94 DS January 1, 2015 at 7:59 am

Is anyone going to mention Ha-Joon Chang? So far as disseminating ideas goes, he’s doing well.

95 ZC January 4, 2015 at 12:14 am

This is a list of economists, not trite political hacks.

96 Hal Varian January 1, 2015 at 12:33 pm

Here’s what Google Trends has to say:

Tyler Cowen’s list: http://www.google.com/trends/explore#q=%2Fm%2F05zmgmc%2C%20%2Fm%2F01tk43%2C%20%2Fm%2F0g_61%2C%20%2Fm%2F0206rn%2C%20%2Fm%2F0djqc&geo=US&date=1%2F2014%2012m&cmpt=q

Economist list (first 5)

These results use “entity search” which tries to identify the specific entity one is referring to rather than just the string of words. Search is restricted to US 2014.

97 Hal Varian January 1, 2015 at 1:05 pm

The Economist magazine restricted the time period for the 90 days prior to Dec 11, 2014. Google Trends only allows monthly granularity, but here are the results. Gruber is clearly the leading search during that period.


98 Larry Siegel January 2, 2015 at 4:08 pm

It depends on what you mean by influential. Currently influential among the chattering classes? Piketty and Krugman. Influential among other economists? Daron Acemoglu is probably more influential than anyone in the short lists. Influential for all time? Smith, Ricardo, Marshall, Keynes, Hayek, Friedman.

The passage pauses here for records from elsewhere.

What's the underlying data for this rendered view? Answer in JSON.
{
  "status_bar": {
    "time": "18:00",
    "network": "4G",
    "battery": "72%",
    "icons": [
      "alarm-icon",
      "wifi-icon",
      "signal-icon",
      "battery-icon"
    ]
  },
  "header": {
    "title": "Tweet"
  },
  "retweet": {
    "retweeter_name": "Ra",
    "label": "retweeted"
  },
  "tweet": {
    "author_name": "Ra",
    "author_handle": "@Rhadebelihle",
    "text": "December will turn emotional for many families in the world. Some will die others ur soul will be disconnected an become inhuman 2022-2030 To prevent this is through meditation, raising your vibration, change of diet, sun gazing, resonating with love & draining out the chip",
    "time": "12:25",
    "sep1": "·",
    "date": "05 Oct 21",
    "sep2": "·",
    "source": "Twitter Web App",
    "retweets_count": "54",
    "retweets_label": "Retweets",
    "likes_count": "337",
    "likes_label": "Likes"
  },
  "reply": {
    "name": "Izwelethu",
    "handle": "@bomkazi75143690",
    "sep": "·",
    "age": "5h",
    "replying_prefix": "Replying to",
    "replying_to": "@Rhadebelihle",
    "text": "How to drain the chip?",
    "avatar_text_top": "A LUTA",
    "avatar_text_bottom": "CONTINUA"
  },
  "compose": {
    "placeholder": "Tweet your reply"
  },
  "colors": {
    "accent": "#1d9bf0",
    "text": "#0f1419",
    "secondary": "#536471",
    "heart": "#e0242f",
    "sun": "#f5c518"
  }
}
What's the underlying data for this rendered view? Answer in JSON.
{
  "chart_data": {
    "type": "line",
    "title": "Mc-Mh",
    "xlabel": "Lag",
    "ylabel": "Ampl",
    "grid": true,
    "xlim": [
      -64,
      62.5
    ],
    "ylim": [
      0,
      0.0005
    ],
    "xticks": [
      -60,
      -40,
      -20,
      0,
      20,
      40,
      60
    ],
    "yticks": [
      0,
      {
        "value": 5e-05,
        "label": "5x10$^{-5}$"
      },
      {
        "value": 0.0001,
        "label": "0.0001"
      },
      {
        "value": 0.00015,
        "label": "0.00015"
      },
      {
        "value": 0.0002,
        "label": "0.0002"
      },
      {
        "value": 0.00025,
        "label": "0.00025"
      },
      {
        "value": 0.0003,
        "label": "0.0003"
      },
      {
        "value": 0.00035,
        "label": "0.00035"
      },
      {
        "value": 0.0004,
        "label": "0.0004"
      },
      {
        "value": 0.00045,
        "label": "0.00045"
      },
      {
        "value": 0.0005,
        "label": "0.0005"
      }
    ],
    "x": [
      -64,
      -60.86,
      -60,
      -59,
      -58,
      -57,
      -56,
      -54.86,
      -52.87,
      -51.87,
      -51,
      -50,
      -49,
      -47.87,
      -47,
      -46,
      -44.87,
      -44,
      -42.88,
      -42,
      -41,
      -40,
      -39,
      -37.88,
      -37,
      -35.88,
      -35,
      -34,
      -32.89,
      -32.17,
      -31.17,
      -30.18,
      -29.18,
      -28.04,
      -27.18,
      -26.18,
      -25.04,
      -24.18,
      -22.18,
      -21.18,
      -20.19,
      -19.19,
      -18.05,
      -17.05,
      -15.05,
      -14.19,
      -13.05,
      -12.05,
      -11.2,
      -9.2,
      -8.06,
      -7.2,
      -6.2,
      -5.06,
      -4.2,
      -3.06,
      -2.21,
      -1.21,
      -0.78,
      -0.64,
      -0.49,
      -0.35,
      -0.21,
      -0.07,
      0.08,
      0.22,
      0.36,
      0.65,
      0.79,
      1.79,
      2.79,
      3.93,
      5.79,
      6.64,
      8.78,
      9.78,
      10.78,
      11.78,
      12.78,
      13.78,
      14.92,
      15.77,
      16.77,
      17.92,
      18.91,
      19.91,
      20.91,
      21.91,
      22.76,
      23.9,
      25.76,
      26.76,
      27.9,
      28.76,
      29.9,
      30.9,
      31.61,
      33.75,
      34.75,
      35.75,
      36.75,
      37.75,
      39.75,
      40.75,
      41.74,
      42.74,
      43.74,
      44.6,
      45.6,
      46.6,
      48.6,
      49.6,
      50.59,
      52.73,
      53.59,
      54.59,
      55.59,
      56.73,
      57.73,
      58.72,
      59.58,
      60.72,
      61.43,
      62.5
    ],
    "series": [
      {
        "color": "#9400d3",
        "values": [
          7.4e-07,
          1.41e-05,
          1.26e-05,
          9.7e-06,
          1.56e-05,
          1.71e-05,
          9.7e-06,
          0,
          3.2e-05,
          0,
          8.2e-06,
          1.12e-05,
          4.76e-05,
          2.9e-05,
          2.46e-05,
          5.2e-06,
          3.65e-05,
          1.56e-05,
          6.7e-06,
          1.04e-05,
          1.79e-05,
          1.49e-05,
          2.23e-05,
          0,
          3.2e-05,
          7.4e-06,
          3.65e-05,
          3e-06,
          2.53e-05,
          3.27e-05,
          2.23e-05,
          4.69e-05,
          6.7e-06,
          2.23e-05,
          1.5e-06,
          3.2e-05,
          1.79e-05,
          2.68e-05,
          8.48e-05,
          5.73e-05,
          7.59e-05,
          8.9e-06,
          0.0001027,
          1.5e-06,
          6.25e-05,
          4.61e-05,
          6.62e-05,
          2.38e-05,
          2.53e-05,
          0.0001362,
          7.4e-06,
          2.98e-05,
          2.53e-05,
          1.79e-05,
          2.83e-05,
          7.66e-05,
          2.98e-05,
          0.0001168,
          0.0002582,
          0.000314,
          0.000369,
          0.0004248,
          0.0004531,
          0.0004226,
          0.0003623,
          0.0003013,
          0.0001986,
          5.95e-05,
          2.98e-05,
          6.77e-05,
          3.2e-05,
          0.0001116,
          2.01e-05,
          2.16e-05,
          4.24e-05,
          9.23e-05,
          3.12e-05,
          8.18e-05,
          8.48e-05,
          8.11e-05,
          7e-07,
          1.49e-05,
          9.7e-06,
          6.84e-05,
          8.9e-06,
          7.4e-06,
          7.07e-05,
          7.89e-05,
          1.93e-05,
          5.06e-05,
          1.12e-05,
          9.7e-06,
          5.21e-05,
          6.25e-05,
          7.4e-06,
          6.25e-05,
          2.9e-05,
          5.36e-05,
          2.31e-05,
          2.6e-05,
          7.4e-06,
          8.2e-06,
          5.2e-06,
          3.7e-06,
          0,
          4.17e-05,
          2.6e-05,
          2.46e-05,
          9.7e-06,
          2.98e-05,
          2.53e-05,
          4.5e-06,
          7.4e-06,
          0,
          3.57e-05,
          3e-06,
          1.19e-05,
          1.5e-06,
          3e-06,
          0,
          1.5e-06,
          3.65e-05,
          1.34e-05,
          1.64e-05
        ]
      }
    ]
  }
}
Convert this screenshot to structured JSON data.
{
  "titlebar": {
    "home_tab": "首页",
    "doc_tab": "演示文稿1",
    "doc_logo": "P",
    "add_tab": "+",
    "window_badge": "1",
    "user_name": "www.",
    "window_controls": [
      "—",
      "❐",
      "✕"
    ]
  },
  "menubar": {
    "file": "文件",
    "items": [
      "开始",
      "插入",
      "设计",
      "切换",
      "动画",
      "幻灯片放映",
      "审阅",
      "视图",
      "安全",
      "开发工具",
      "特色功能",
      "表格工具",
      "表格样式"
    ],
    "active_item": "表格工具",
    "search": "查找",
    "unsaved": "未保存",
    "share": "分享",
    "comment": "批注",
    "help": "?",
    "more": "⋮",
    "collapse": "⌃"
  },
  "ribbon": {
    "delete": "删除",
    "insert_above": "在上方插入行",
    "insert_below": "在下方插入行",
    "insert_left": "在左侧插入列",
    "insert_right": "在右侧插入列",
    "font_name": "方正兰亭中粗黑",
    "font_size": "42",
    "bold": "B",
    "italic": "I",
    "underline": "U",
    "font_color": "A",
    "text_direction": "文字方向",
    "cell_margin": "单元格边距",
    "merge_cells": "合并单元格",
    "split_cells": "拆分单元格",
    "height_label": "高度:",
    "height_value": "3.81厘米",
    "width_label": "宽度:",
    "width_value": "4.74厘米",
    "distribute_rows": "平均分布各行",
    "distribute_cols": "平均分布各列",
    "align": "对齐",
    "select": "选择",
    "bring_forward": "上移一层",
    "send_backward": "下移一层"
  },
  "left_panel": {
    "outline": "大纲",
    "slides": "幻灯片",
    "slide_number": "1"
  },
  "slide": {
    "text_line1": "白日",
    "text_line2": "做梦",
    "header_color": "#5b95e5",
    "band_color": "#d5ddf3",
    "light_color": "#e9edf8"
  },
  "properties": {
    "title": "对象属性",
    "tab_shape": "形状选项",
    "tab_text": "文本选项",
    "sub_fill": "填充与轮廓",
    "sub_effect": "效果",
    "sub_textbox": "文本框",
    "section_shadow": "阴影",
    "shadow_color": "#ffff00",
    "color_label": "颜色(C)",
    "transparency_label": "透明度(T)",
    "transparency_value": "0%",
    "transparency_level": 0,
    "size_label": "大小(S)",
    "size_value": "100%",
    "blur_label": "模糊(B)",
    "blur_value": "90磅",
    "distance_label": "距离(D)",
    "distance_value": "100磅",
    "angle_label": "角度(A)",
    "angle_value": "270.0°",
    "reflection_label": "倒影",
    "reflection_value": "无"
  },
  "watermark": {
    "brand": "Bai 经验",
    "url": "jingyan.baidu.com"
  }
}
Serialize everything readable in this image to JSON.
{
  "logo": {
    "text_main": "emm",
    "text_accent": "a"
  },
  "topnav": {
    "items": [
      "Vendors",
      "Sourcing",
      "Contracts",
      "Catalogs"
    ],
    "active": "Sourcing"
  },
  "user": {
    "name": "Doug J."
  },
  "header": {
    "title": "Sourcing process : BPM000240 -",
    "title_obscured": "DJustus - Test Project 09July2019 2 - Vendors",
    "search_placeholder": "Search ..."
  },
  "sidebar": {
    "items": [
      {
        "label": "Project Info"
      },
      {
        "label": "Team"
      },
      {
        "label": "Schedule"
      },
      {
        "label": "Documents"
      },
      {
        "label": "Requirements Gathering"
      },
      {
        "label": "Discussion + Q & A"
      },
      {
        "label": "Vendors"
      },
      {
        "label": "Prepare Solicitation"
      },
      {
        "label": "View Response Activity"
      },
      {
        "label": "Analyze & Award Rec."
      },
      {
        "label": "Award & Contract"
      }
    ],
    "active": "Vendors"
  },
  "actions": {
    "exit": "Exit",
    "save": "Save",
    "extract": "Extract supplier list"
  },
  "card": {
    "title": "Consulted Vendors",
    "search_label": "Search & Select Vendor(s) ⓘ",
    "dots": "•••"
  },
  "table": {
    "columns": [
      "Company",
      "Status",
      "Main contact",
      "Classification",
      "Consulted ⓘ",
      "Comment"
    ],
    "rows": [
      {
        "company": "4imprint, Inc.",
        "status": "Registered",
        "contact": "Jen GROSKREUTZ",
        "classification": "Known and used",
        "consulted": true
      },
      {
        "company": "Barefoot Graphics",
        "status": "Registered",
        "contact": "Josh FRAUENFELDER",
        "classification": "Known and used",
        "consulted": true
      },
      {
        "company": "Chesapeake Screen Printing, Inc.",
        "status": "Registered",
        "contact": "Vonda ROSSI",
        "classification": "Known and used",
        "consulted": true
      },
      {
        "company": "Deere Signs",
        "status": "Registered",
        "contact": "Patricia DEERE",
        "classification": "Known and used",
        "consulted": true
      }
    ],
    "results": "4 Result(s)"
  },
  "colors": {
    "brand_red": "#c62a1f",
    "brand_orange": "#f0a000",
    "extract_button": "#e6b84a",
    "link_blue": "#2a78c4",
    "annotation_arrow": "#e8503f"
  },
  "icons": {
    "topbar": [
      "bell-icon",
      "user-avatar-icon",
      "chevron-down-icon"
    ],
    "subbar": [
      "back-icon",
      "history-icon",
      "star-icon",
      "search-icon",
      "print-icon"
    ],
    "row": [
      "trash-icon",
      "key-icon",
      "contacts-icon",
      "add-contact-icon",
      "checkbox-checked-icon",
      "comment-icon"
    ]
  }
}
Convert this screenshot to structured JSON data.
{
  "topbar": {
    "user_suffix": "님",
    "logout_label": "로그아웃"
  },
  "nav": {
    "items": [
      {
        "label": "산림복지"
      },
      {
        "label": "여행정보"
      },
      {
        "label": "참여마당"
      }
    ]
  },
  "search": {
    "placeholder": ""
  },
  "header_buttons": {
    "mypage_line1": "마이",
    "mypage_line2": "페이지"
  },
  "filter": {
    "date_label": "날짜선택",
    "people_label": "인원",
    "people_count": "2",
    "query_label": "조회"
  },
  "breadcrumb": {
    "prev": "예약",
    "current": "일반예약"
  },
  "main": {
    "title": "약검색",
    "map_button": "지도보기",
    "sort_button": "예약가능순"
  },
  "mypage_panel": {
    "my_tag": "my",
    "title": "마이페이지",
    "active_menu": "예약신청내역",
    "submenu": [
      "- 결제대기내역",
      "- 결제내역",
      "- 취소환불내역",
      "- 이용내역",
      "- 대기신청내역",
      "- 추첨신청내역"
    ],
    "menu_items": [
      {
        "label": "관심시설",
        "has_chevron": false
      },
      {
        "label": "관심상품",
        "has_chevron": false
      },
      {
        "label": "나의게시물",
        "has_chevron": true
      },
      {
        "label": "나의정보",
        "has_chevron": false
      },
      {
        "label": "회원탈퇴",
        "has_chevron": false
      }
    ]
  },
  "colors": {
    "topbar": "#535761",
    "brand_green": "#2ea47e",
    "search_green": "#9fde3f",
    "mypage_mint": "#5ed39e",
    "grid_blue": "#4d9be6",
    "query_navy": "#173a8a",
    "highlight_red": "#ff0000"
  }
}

99 EH January 6, 2015 at 2:05 am

Mankiewicz has to be on the list.

Comments on this entry are closed.

Previous post:

Next post: